# EXERCISE INSTRUCTIONS
Your answer must be one number: the count of lines below that include "love".

(App and web page records)
○ ○ ○

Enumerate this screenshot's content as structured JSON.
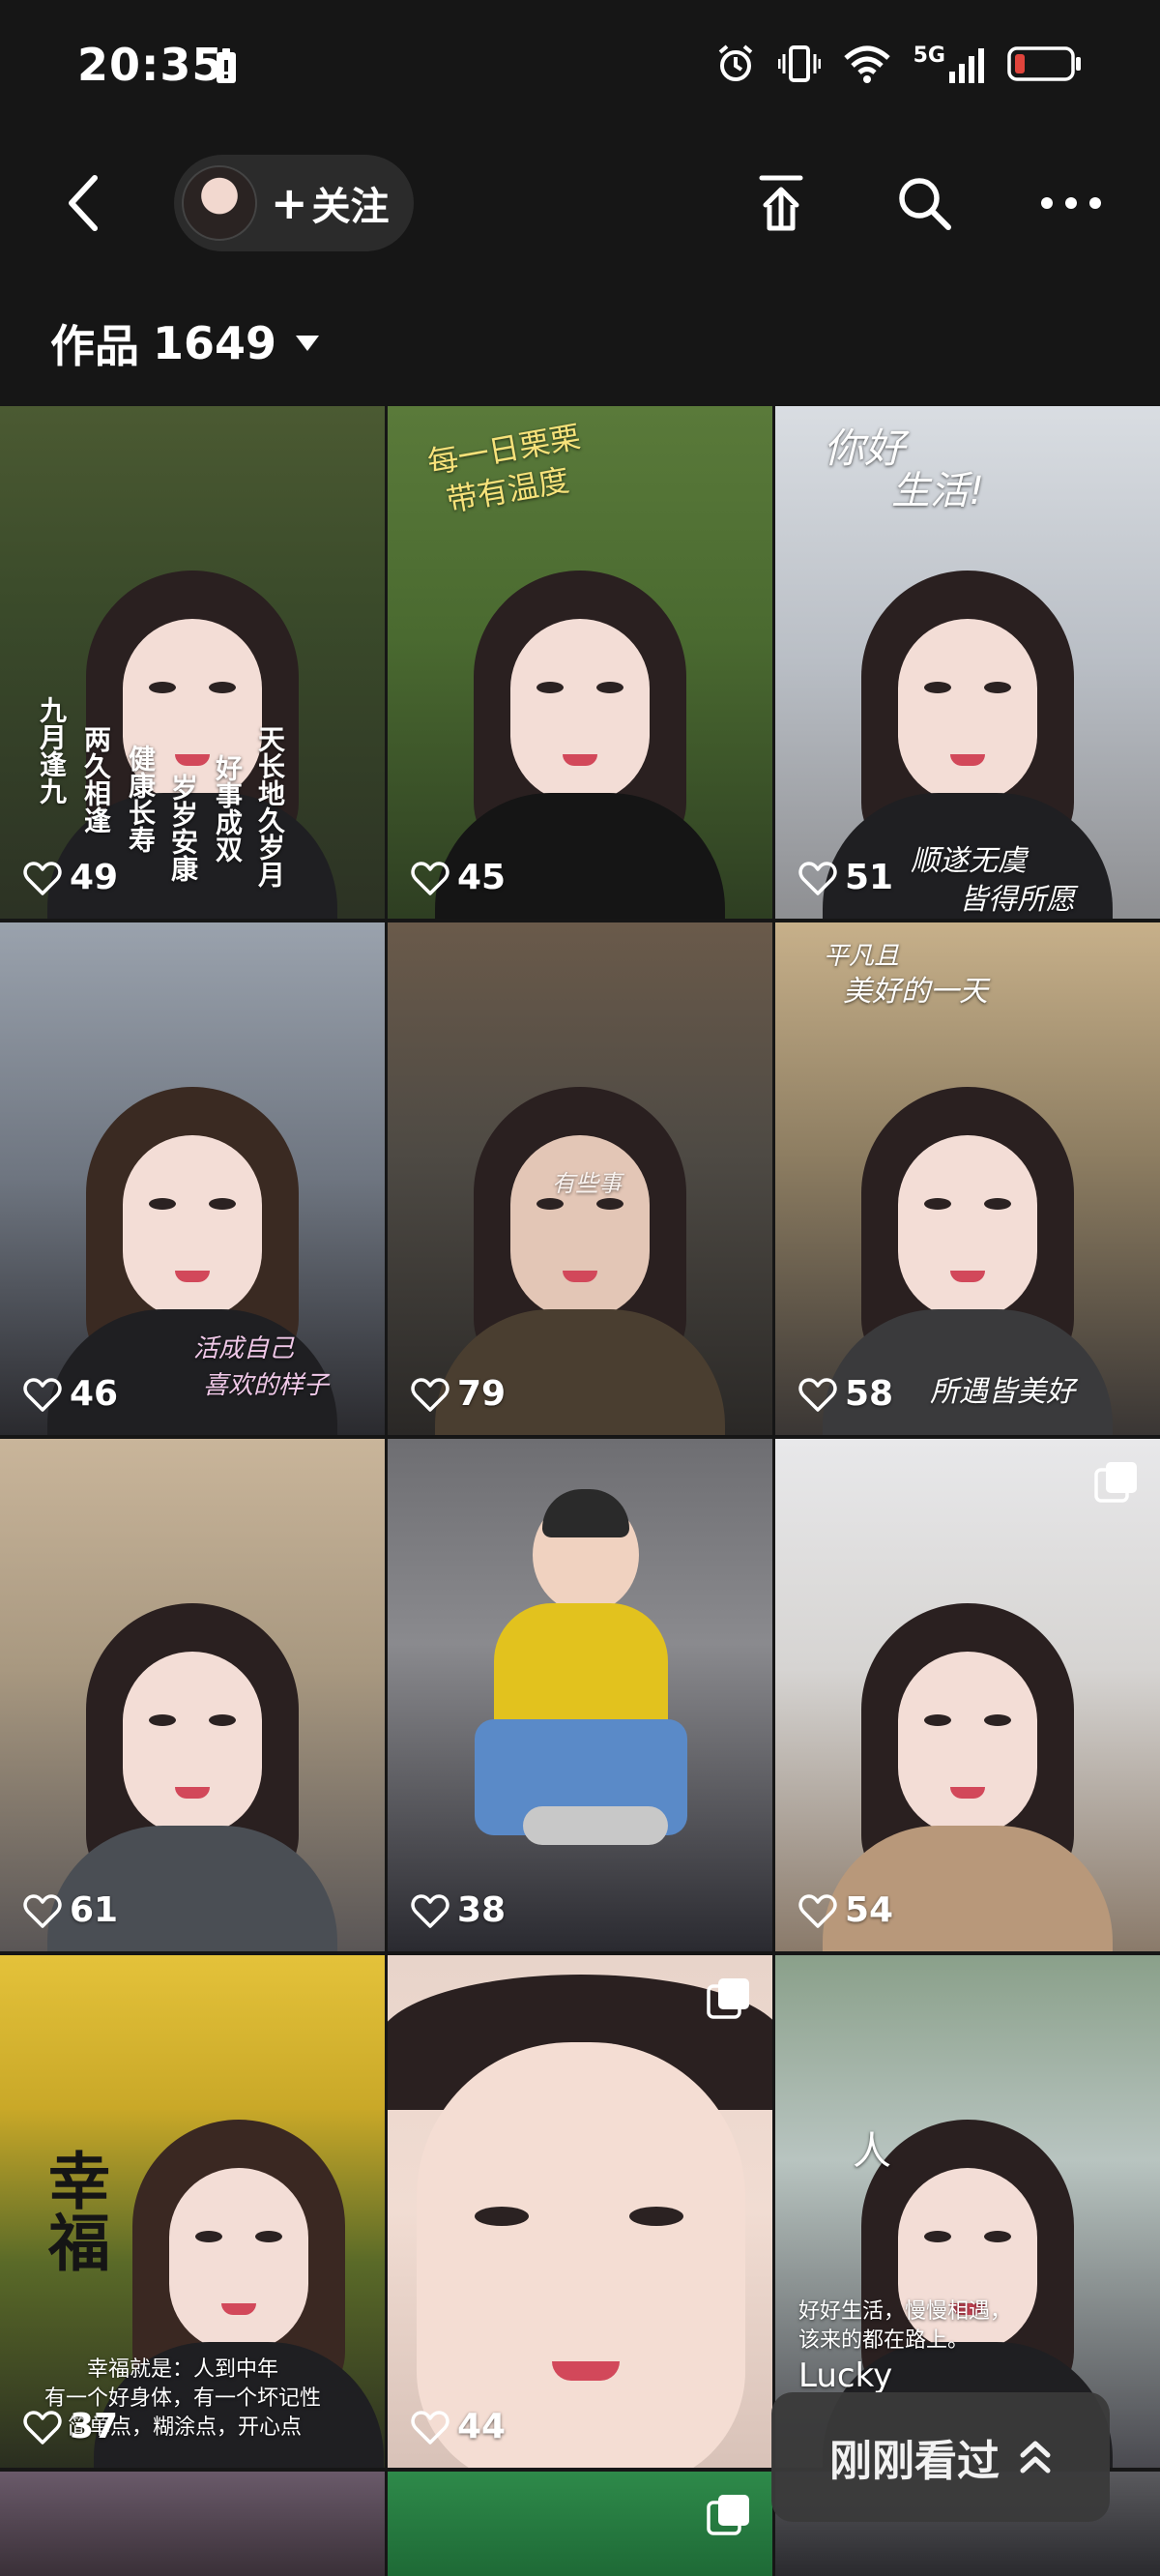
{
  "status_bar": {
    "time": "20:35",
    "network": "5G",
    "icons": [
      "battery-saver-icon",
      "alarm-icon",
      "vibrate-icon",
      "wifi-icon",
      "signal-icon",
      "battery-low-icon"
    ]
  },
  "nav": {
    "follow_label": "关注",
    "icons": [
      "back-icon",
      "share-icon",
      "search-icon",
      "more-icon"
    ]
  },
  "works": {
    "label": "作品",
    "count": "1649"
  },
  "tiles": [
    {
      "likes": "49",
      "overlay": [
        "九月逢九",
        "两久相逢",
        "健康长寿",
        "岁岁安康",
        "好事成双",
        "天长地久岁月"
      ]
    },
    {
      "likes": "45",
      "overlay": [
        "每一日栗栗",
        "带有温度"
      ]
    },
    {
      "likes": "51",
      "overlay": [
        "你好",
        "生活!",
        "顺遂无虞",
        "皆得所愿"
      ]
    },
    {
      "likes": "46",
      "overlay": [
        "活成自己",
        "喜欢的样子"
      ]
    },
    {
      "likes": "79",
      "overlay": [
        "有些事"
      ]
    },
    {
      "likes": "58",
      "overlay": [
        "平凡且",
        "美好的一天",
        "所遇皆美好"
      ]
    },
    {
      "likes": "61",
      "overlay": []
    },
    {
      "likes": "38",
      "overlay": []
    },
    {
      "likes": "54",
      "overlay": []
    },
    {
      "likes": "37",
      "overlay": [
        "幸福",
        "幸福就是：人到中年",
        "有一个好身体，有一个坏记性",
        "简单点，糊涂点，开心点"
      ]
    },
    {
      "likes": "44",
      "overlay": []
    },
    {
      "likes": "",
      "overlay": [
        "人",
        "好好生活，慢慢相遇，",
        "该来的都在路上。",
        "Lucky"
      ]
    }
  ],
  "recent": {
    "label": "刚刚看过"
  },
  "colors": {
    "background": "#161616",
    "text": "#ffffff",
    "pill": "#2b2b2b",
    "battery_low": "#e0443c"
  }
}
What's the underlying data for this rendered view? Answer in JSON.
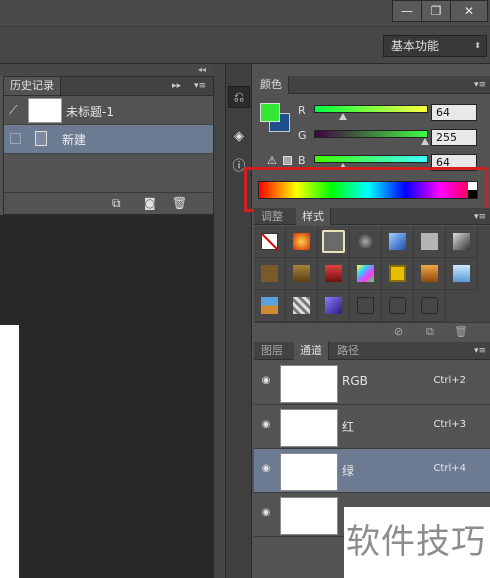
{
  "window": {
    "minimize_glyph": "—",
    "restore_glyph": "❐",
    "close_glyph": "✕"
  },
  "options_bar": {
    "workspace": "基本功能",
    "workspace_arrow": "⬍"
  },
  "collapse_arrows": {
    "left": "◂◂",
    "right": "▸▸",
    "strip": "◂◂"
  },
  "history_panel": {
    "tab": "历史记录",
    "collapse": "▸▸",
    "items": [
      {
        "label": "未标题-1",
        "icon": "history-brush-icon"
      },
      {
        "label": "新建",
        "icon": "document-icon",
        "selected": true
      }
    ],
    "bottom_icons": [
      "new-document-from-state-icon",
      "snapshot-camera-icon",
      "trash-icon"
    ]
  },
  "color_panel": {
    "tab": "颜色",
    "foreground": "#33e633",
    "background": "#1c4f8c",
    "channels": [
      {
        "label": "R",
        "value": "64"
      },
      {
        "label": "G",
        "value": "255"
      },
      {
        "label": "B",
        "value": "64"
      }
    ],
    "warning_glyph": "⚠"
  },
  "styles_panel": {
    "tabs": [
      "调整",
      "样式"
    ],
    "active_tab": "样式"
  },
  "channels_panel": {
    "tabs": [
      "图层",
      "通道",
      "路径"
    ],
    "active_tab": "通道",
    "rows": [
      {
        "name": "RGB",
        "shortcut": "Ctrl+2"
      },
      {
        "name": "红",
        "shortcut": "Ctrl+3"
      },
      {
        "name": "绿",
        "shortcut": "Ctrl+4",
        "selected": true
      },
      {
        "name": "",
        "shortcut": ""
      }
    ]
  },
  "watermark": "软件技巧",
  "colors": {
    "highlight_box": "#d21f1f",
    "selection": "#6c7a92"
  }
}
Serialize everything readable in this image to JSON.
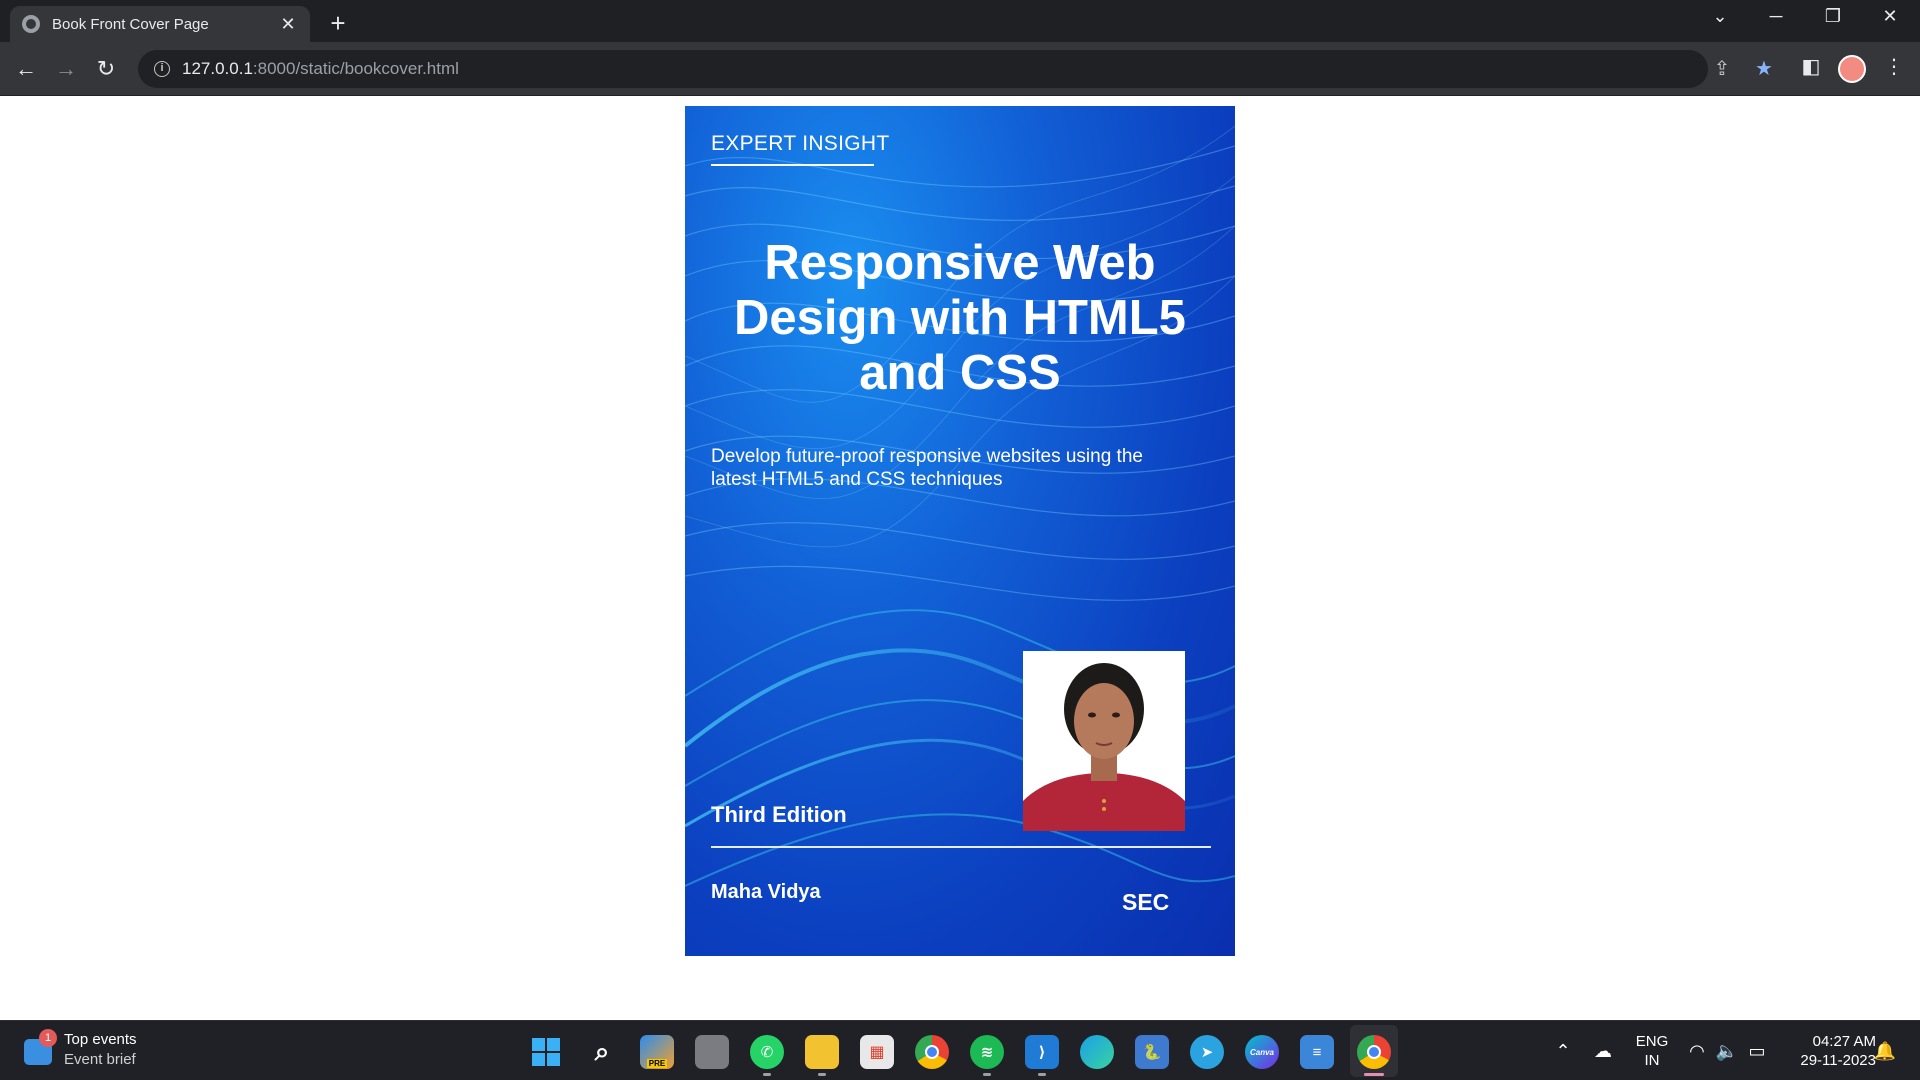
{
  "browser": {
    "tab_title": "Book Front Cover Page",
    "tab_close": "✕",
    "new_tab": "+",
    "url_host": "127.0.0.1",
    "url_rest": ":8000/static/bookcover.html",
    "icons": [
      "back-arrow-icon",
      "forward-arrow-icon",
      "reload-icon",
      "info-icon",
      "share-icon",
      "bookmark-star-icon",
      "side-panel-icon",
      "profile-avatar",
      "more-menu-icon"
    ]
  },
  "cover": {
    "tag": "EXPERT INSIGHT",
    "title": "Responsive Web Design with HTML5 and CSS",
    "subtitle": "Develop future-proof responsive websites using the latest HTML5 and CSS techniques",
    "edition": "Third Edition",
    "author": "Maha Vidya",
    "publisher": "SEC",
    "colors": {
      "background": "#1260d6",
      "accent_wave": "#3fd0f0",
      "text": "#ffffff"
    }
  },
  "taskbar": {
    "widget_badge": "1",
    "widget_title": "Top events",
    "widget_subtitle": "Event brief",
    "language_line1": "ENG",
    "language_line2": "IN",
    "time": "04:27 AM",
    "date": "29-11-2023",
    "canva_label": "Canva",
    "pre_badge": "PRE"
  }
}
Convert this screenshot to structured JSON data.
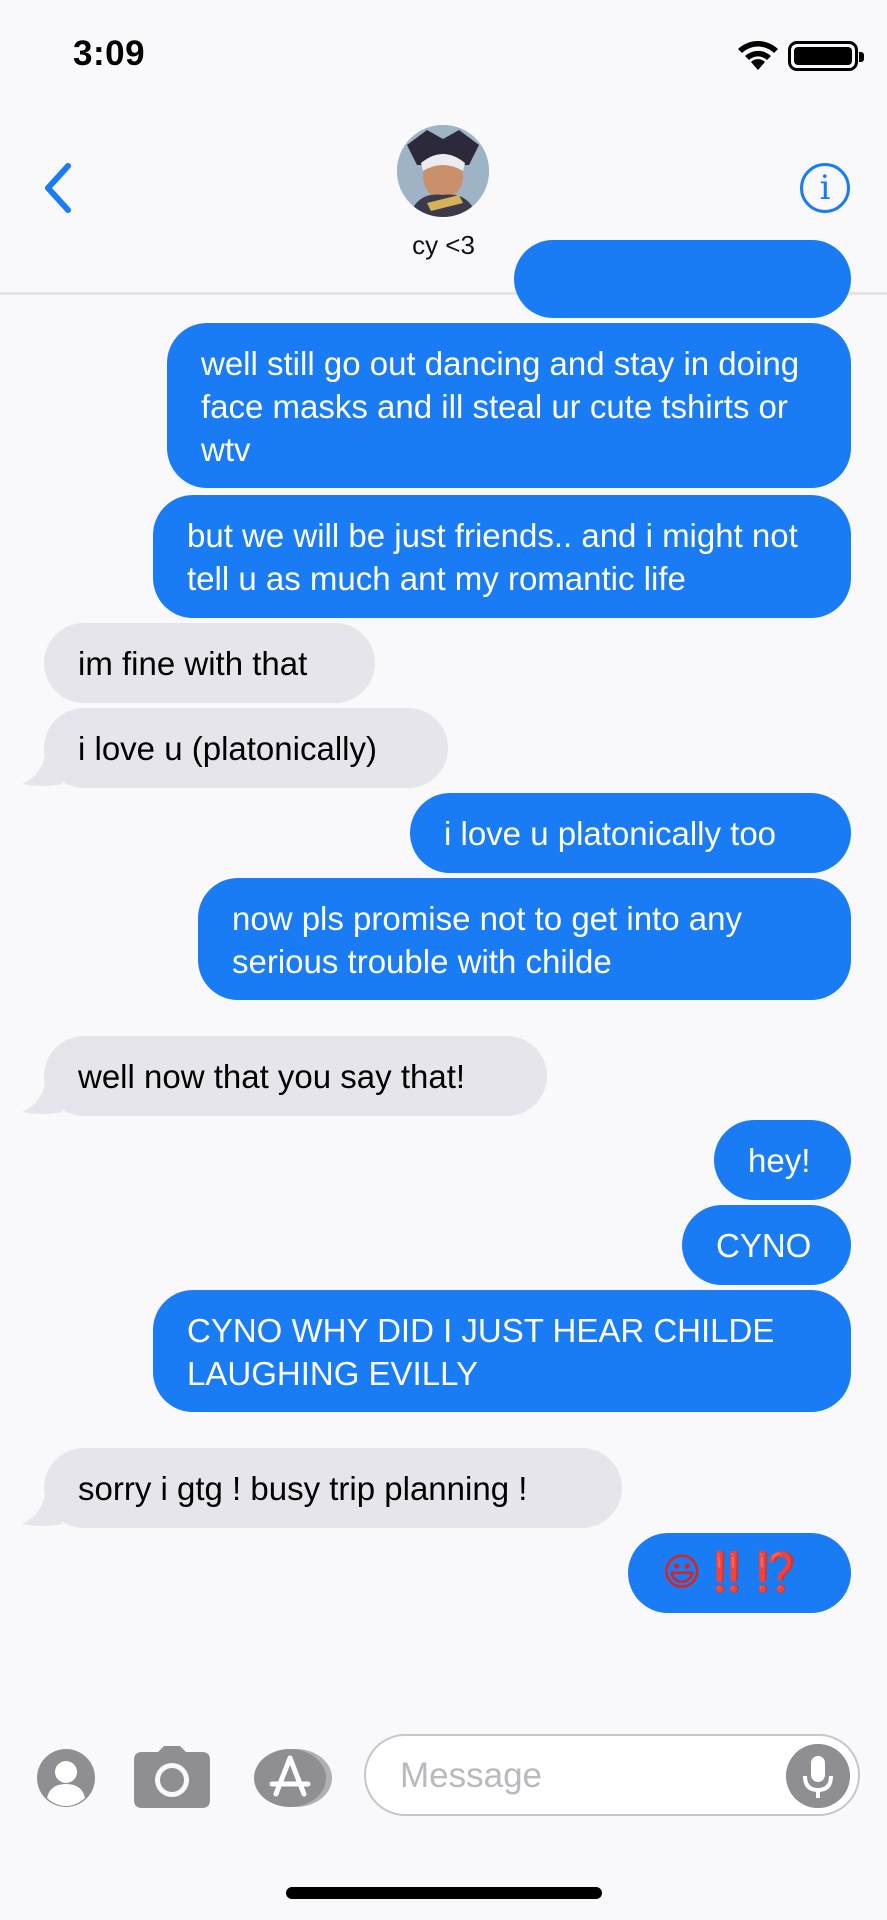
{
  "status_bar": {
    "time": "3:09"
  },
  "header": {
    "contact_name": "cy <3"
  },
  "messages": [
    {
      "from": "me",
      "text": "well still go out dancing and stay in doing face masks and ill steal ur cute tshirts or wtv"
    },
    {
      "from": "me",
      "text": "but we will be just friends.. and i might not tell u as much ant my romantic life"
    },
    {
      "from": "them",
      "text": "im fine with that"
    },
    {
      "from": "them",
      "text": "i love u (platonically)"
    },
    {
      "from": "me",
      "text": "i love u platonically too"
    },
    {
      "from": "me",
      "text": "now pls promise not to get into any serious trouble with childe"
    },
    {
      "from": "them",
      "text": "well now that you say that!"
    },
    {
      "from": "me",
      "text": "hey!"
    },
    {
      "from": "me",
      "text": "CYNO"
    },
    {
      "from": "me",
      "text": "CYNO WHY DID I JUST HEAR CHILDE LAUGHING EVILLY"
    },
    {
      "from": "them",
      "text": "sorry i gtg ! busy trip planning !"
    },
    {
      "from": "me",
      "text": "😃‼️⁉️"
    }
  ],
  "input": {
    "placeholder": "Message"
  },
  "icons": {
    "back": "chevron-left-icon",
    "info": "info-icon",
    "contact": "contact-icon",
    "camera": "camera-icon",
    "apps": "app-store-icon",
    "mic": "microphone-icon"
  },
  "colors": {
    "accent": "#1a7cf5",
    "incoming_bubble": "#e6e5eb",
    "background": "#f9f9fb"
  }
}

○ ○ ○

# ANSWER SPACE
2